WHAT NEEDS TO BE DONE: Find each line below that includes "people", then copy it.

Items from a dataset:
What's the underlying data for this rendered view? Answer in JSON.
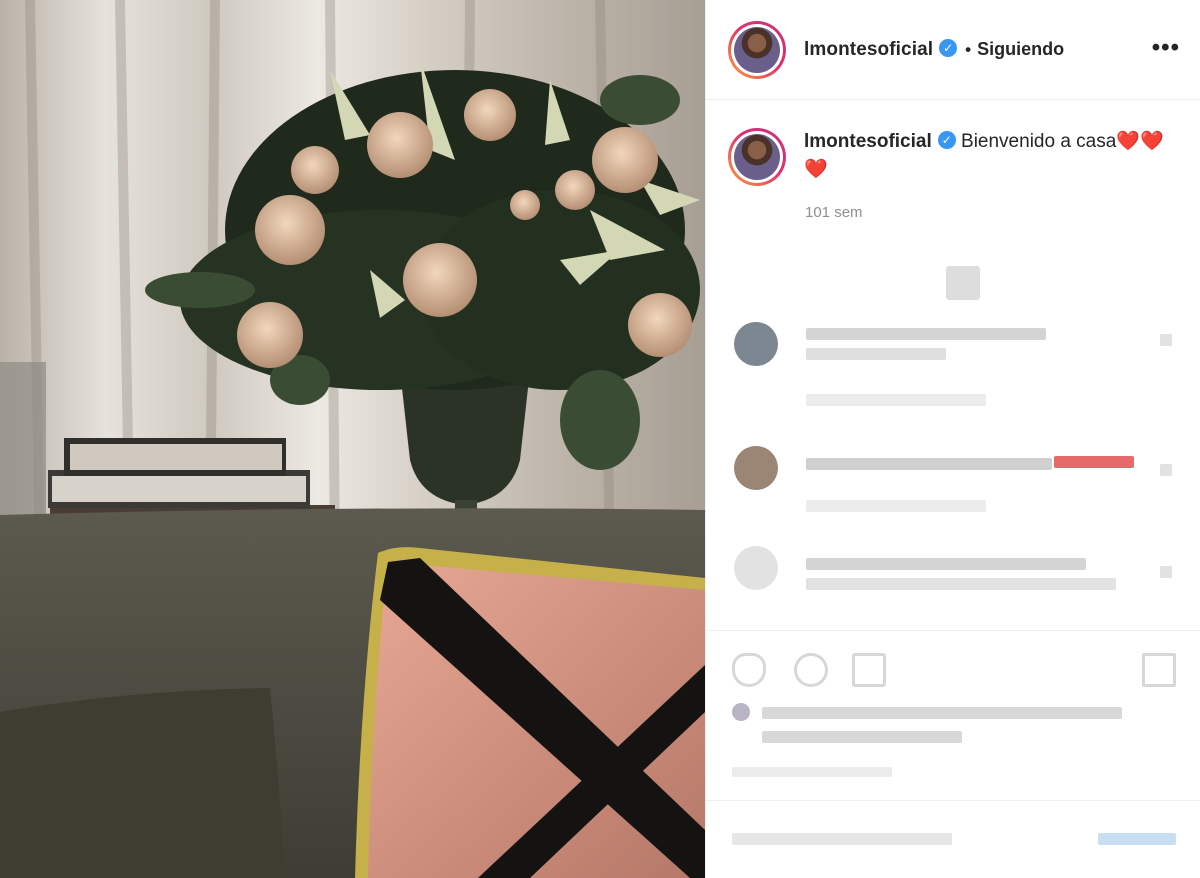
{
  "post": {
    "header": {
      "username": "lmontesoficial",
      "separator": "•",
      "follow_status": "Siguiendo",
      "more_label": "•••"
    },
    "caption": {
      "username": "lmontesoficial",
      "text": "Bienvenido a casa❤️❤️❤️",
      "time": "101 sem"
    }
  },
  "icons": {
    "verified": "verified-badge-icon",
    "more": "more-options-icon",
    "like": "heart-icon",
    "comment": "comment-icon",
    "share": "share-icon",
    "save": "bookmark-icon"
  },
  "colors": {
    "accent_blue": "#3897f0",
    "secondary_text": "#8e8e8e",
    "border": "#efefef"
  }
}
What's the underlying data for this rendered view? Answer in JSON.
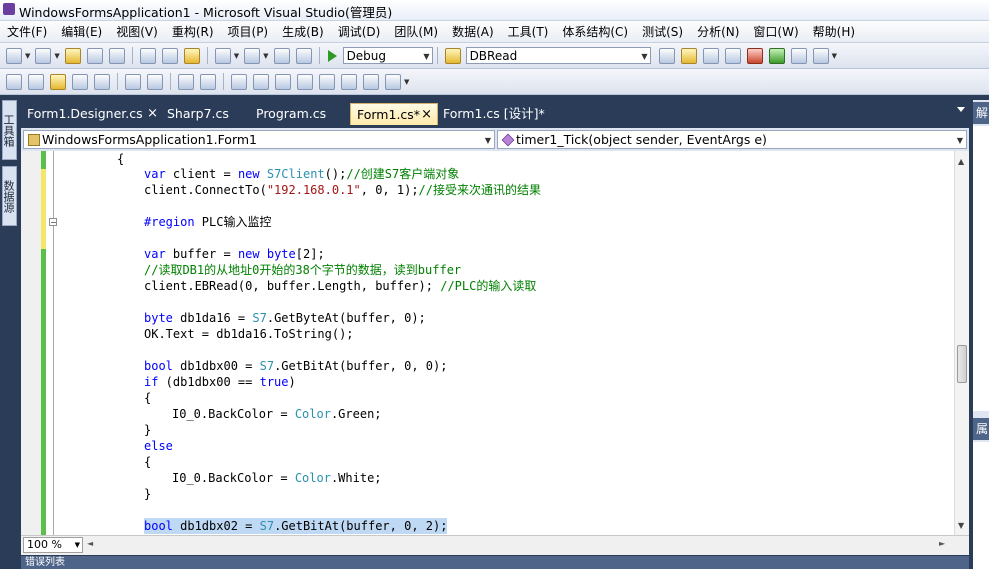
{
  "window": {
    "title": "WindowsFormsApplication1 - Microsoft Visual Studio(管理员)"
  },
  "menu": [
    "文件(F)",
    "编辑(E)",
    "视图(V)",
    "重构(R)",
    "项目(P)",
    "生成(B)",
    "调试(D)",
    "团队(M)",
    "数据(A)",
    "工具(T)",
    "体系结构(C)",
    "测试(S)",
    "分析(N)",
    "窗口(W)",
    "帮助(H)"
  ],
  "toolbar": {
    "config": "Debug",
    "find": "DBRead"
  },
  "side_tabs": {
    "toolbox": "工具箱",
    "datasource": "数据源"
  },
  "tabs": [
    {
      "label": "Form1.Designer.cs",
      "close": "×"
    },
    {
      "label": "Sharp7.cs"
    },
    {
      "label": "Program.cs"
    },
    {
      "label": "Form1.cs*",
      "close": "×"
    },
    {
      "label": "Form1.cs [设计]*"
    }
  ],
  "nav": {
    "class": "WindowsFormsApplication1.Form1",
    "member": "timer1_Tick(object sender, EventArgs e)"
  },
  "editor": {
    "zoom": "100 %"
  },
  "right_panel": {
    "solution": "解",
    "props": "属"
  },
  "bottom_panel": {
    "title": "错误列表"
  },
  "code": {
    "l01": "{",
    "l02": {
      "a": "var",
      "b": " client = ",
      "c": "new",
      "d": "S7Client",
      "e": "();",
      "f": "//创建S7客户端对象"
    },
    "l03": {
      "a": "client.ConnectTo(",
      "b": "\"192.168.0.1\"",
      "c": ", 0, 1);",
      "d": "//接受来次通讯的结果"
    },
    "l04": {
      "a": "#region",
      "b": " PLC输入监控"
    },
    "l05": {
      "a": "var",
      "b": " buffer = ",
      "c": "new",
      "d": "byte",
      "e": "[2];"
    },
    "l06": "//读取DB1的从地址0开始的38个字节的数据，读到buffer",
    "l07": {
      "a": "client.EBRead(0, buffer.Length, buffer); ",
      "b": "//PLC的输入读取"
    },
    "l08": {
      "a": "byte",
      "b": " db1da16 = ",
      "c": "S7",
      "d": ".GetByteAt(buffer, 0);"
    },
    "l09": "OK.Text = db1da16.ToString();",
    "l10": {
      "a": "bool",
      "b": " db1dbx00 = ",
      "c": "S7",
      "d": ".GetBitAt(buffer, 0, 0);"
    },
    "l11": {
      "a": "if",
      "b": " (db1dbx00 == ",
      "c": "true",
      "d": ")"
    },
    "l12": "{",
    "l13": {
      "a": "I0_0.BackColor = ",
      "b": "Color",
      "c": ".Green;"
    },
    "l14": "}",
    "l15": "else",
    "l16": "{",
    "l17": {
      "a": "I0_0.BackColor = ",
      "b": "Color",
      "c": ".White;"
    },
    "l18": "}",
    "l19": {
      "a": "bool",
      "b": " db1dbx02 = ",
      "c": "S7",
      "d": ".GetBitAt(buffer, 0, 2);"
    }
  }
}
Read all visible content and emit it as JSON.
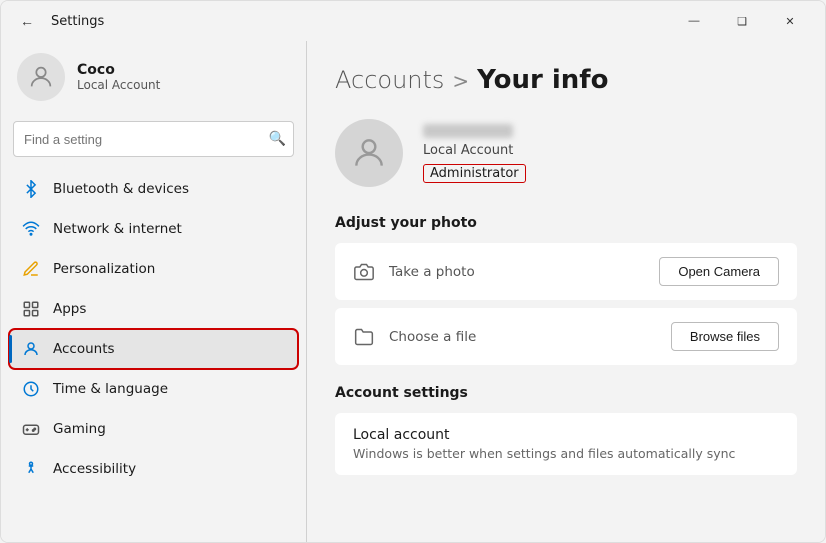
{
  "window": {
    "title": "Settings",
    "controls": {
      "minimize": "—",
      "maximize": "❑",
      "close": "✕"
    }
  },
  "sidebar": {
    "user": {
      "name": "Coco",
      "account_type": "Local Account"
    },
    "search": {
      "placeholder": "Find a setting"
    },
    "nav_items": [
      {
        "id": "bluetooth",
        "label": "Bluetooth & devices",
        "icon": "bluetooth"
      },
      {
        "id": "network",
        "label": "Network & internet",
        "icon": "network"
      },
      {
        "id": "personalization",
        "label": "Personalization",
        "icon": "personalization"
      },
      {
        "id": "apps",
        "label": "Apps",
        "icon": "apps"
      },
      {
        "id": "accounts",
        "label": "Accounts",
        "icon": "accounts",
        "active": true
      },
      {
        "id": "time",
        "label": "Time & language",
        "icon": "time"
      },
      {
        "id": "gaming",
        "label": "Gaming",
        "icon": "gaming"
      },
      {
        "id": "accessibility",
        "label": "Accessibility",
        "icon": "accessibility"
      }
    ]
  },
  "main": {
    "breadcrumb": "Accounts",
    "breadcrumb_sep": ">",
    "title": "Your info",
    "user_account_label": "Local Account",
    "user_role_label": "Administrator",
    "adjust_photo_title": "Adjust your photo",
    "take_photo_label": "Take a photo",
    "open_camera_button": "Open Camera",
    "choose_file_label": "Choose a file",
    "browse_files_button": "Browse files",
    "account_settings_title": "Account settings",
    "local_account_title": "Local account",
    "local_account_subtitle": "Windows is better when settings and files automatically sync"
  }
}
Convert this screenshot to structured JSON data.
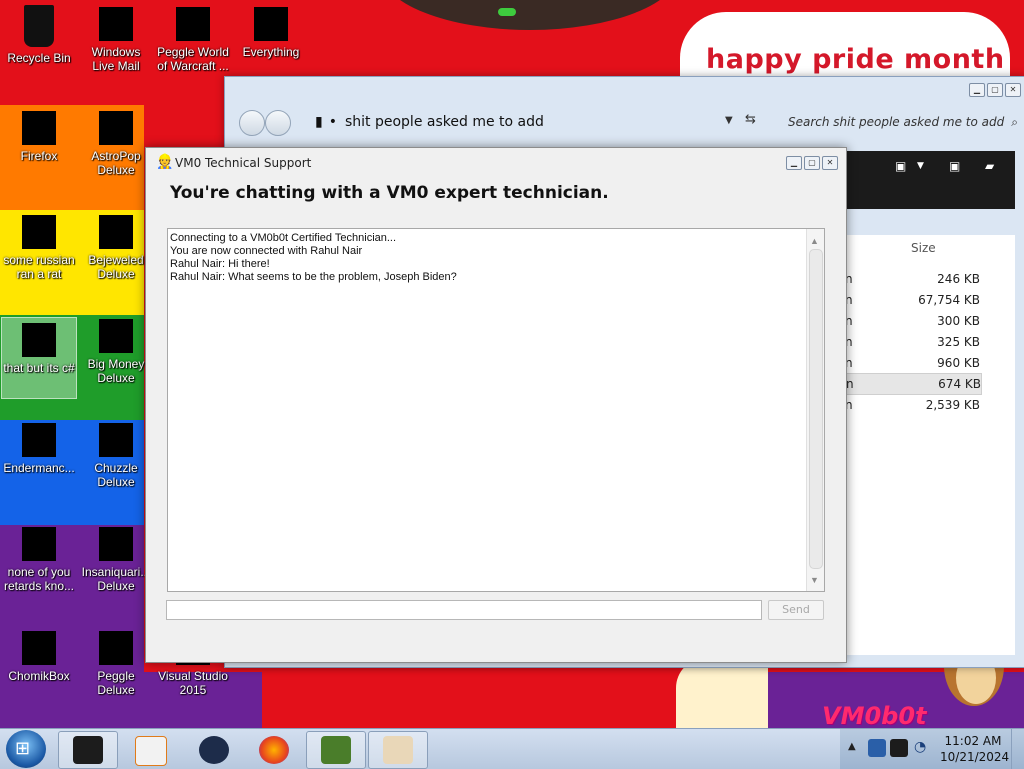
{
  "desktop": {
    "banner_text": "happy pride month",
    "logo_text": "VM0b0t",
    "icons": [
      {
        "label": "Recycle Bin"
      },
      {
        "label": "Windows Live Mail"
      },
      {
        "label": "Peggle World of Warcraft ..."
      },
      {
        "label": "Everything"
      },
      {
        "label": "Firefox"
      },
      {
        "label": "AstroPop Deluxe"
      },
      {
        "label": "some russian ran a rat"
      },
      {
        "label": "Bejeweled Deluxe"
      },
      {
        "label": "that but its c#"
      },
      {
        "label": "Big Money Deluxe"
      },
      {
        "label": "Endermanc..."
      },
      {
        "label": "Chuzzle Deluxe"
      },
      {
        "label": "none of you retards kno..."
      },
      {
        "label": "Insaniquari... Deluxe"
      },
      {
        "label": "ChomikBox"
      },
      {
        "label": "Peggle Deluxe"
      },
      {
        "label": "Visual Studio 2015"
      }
    ]
  },
  "explorer": {
    "path_bullet": "•",
    "folder_name": "shit people asked me to add",
    "search_placeholder": "Search shit people asked me to add",
    "size_header": "Size",
    "rows": [
      {
        "name": "n",
        "size": "246 KB"
      },
      {
        "name": "n",
        "size": "67,754 KB"
      },
      {
        "name": "n",
        "size": "300 KB"
      },
      {
        "name": "n",
        "size": "325 KB"
      },
      {
        "name": "n",
        "size": "960 KB"
      },
      {
        "name": "n",
        "size": "674 KB"
      },
      {
        "name": "n",
        "size": "2,539 KB"
      }
    ]
  },
  "chat": {
    "window_title": "VM0 Technical Support",
    "heading": "You're chatting with a VM0 expert technician.",
    "messages": [
      "Connecting to a VM0b0t Certified Technician...",
      "You are now connected with Rahul Nair",
      "Rahul Nair: Hi there!",
      "Rahul Nair: What seems to be the problem, Joseph Biden?"
    ],
    "input_value": "",
    "send_label": "Send"
  },
  "taskbar": {
    "clock_time": "11:02 AM",
    "clock_date": "10/21/2024"
  },
  "colors": {
    "banner_text": "#d4182a",
    "stripe_red": "#e3101a",
    "stripe_orange": "#ff7a00",
    "stripe_yellow": "#ffe600",
    "stripe_green": "#1f9d2a",
    "stripe_blue": "#1463e8",
    "stripe_purple": "#6a2296"
  }
}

ANSWER SECTION:
    "folder_name": "shit people asked me to add",
    "search_placeholder": "Search shit people asked me to add",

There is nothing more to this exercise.